Watch the trailer for Casey Anthony: Where the Truth Lies, which was made independent of any oversight from Anthony, below.

"Since her acquittal in 2011, public opinion of Casey Anthony has been largely shaped by the media convinced of her guilt," said Alexandra Dean, showrunner and director of Casey Anthony: Where the Truth Lies. "Casey had never given an in-depth or on-camera interview explaining her actions until now, and as a filmmaker and journalist, my interest was in getting closer to the unbiased truth by hearing all sides of the story -- from opposing voices to Casey herself."

"While having access to Casey was critical, it was even more important that we had complete editorial control over the outcome of the reporting we did," Dean said, emphasizing that she and the producers did not give Anthony any control of the narrative for the series. "Casey did not see or give notes on the film. What emerges over the course of multiple interviews recorded over six months, is a startling psychological portrait of Casey Anthony and a complete narrative of what she says happened to her daughter weighed against multiple sources of potential evidence.
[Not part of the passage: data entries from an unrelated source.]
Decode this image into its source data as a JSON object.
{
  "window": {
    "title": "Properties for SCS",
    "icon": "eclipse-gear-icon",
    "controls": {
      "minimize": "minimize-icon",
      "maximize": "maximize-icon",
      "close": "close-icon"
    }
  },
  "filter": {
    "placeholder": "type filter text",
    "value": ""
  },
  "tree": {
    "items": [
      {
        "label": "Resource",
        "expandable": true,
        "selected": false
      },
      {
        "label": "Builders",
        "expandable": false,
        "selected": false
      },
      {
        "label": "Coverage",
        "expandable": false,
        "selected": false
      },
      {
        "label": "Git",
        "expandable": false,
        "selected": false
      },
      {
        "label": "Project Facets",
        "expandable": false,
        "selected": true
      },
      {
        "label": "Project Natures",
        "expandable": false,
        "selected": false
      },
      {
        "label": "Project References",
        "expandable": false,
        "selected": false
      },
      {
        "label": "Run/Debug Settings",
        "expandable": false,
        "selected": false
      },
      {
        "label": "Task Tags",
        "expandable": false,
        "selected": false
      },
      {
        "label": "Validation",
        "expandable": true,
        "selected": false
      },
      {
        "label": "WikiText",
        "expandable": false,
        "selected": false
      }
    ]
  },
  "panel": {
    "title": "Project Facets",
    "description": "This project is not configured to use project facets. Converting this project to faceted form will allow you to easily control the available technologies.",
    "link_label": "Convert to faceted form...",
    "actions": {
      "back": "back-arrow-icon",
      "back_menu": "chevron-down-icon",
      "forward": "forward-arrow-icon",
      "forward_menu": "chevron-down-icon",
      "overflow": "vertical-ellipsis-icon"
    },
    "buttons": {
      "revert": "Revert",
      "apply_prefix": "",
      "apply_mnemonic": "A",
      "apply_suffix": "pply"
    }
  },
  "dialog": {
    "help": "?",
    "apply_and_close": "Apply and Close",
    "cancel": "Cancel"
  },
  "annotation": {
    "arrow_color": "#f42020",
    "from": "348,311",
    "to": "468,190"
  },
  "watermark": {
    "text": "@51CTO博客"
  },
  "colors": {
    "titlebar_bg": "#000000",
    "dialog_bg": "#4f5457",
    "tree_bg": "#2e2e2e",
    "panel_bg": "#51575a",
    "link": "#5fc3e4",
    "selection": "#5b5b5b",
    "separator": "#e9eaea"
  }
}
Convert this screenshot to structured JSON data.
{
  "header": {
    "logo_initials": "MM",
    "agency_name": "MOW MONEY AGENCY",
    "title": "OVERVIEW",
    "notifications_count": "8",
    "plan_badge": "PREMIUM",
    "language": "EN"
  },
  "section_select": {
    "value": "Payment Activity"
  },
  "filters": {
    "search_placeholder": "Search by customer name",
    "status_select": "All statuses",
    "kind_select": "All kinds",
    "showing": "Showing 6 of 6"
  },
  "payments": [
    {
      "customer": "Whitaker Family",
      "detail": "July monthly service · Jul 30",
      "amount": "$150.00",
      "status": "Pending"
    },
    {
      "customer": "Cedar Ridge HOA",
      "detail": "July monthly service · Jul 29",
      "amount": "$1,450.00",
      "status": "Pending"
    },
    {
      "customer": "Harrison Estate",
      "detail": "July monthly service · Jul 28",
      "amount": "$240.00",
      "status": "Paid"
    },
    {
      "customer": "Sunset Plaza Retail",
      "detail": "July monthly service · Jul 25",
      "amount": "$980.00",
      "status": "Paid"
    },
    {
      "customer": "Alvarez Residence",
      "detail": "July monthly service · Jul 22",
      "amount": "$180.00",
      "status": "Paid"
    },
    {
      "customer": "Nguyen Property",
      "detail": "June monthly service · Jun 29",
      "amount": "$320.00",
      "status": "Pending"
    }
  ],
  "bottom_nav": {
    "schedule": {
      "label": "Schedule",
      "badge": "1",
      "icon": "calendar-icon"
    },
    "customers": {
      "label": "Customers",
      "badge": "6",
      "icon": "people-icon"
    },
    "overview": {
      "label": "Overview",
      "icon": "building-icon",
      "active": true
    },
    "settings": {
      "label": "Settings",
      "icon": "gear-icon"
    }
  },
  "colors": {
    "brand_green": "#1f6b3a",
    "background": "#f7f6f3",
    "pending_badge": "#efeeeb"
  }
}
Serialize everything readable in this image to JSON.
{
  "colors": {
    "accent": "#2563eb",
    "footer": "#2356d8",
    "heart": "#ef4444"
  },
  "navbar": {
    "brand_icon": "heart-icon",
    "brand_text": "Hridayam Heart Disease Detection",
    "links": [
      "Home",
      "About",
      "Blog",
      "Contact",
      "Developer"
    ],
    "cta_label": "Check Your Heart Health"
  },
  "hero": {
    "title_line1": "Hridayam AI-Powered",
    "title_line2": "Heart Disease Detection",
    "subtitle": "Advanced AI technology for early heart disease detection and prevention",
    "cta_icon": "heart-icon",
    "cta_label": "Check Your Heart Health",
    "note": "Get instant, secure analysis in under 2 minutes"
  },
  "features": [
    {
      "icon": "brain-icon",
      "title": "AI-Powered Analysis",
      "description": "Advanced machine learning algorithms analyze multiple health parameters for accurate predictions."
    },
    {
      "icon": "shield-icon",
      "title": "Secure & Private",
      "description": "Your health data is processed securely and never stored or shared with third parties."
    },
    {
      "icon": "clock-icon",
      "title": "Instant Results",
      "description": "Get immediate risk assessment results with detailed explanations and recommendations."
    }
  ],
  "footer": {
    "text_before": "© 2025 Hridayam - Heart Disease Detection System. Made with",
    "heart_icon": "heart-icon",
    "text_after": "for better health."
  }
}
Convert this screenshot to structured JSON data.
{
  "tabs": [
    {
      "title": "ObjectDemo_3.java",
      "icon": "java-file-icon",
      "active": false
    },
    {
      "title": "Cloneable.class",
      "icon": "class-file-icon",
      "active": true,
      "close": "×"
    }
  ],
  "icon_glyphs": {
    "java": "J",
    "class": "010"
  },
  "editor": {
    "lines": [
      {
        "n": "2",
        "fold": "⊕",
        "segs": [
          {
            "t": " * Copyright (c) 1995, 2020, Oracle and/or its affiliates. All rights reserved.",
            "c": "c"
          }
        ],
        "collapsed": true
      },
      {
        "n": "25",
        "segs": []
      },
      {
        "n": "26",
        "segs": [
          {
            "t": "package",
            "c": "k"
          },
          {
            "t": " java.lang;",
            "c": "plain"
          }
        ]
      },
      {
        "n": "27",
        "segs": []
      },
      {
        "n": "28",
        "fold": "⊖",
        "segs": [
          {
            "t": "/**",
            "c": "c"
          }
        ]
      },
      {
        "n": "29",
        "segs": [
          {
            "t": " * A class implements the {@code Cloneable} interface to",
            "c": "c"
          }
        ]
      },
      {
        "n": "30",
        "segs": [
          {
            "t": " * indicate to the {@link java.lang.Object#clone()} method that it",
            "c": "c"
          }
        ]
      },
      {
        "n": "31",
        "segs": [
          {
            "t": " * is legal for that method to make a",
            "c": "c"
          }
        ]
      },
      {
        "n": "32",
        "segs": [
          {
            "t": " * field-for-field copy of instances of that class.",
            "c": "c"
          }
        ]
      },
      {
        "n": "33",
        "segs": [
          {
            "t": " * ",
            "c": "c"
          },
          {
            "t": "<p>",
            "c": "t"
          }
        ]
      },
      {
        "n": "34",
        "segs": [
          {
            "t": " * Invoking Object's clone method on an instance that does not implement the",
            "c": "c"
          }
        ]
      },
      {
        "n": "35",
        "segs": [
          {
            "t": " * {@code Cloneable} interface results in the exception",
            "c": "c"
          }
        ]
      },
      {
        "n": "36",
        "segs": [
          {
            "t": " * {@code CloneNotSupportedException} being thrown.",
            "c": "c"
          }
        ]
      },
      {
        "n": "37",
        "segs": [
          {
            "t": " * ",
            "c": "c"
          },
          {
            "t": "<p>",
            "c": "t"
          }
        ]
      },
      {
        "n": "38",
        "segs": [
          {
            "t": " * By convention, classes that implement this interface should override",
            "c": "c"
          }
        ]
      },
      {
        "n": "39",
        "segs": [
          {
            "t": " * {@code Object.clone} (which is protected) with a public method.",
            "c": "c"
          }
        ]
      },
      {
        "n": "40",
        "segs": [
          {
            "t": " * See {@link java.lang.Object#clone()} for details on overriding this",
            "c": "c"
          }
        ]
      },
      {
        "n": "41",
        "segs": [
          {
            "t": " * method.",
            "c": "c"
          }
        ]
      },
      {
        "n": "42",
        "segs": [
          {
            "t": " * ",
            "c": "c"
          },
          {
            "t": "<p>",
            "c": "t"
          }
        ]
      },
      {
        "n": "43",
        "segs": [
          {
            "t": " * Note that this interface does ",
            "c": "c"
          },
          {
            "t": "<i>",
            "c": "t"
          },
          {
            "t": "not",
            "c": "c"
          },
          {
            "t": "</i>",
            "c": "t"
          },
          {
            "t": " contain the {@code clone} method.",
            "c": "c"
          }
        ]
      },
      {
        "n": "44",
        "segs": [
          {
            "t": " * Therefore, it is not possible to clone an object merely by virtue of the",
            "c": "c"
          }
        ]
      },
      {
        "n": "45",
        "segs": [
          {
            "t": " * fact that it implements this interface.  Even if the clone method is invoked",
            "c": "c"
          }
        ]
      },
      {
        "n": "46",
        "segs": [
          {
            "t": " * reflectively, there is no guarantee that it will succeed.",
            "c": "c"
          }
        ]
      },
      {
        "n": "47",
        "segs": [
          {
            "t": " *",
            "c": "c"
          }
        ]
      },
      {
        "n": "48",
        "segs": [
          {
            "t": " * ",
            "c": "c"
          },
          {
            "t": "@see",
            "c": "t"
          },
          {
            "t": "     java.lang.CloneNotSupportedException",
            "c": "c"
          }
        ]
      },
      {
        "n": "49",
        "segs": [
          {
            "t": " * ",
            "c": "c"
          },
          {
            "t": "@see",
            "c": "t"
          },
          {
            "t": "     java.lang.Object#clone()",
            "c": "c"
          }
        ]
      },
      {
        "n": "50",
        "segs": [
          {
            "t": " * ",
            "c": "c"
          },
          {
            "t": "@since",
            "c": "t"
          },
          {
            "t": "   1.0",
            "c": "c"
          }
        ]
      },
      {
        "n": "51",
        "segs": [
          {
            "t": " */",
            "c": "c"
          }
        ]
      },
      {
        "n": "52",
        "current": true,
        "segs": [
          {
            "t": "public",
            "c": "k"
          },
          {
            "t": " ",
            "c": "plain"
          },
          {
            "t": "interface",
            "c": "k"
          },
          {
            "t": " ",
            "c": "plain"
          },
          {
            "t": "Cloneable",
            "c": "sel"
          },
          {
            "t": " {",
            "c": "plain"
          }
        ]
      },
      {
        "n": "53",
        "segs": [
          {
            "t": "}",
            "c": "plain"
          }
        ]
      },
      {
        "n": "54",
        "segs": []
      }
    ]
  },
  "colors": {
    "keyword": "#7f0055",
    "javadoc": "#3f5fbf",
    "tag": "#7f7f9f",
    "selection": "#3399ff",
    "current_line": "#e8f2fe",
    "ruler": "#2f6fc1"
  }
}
I believe the result will surprise many, and cause the American public to look at this story in a new light."


Anthony's infamous 2011 trial made headlines, and she was eventually found not guilty of first-degree murder, aggravated manslaughter of a child and aggravated child abuse, though she was convicted of four counts of lying to police (two of which were later overturned).

In a 2017 interview with the Associated Press, Anthony said she understood why some people believe her to be guilty.

"Based off what was in the media, I understand the reasons people feel about me," she said at the time. "I understand why people have the opinions that they do."

Anthony insisted in the interview that she still doesn't know what happened to Caylee.

"I'm still not even certain as I stand here today about what happened," she said. "Everyone has their theories, I don't know. As I stand here today I can't tell you one way or another. The last time I saw my daughter I believed she was alive and was going to be OK, and that's what was told to me."

Casey Anthony: Where the Truth Lies premieres Tuesday, Nov. 29 on Peacock.